Considering it was the middle order that broke India’s spine in the 50-over World Cup in England, India would do well to strengthen it before the T20 showpiece. It might make sense for India to go with the three regulars at the top in ODIs, but they would have to reflect on what works best in the shortest format.
Kohli, the captain, ticked all the right boxes when he took the onus on himself to help his team-mates. “The vision has to be always on the larger picture and figure out how can you make these guys confident. If at all someone has to take responsibility, it should be me and give the other guys opportunities as well. I’m open to it and I want to see guys stepping up and taking responsibility. That is part and parcel of being a captain. And it is good to see players finding their game, realising their own potential. And when you are a captain, that is the most satisfying thing.”

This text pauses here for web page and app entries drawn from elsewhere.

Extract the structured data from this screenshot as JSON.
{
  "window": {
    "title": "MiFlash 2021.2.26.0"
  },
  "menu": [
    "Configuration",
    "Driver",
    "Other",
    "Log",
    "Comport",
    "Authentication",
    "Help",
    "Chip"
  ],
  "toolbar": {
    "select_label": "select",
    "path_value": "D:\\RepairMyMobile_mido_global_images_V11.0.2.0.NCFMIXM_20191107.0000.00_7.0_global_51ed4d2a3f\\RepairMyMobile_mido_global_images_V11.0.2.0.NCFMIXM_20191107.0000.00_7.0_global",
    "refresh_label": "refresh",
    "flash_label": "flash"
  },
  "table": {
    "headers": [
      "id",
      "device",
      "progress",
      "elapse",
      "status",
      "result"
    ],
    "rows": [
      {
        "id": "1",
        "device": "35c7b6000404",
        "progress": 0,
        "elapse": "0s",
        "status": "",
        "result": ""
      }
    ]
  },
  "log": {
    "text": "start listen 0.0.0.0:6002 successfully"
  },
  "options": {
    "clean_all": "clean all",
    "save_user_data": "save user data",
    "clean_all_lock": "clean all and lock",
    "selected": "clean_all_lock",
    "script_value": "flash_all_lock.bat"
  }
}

One can’t ask more from a captain but time has come to focus on the needs of Iyer and others in the lower order. If India slips up, it would come down to that..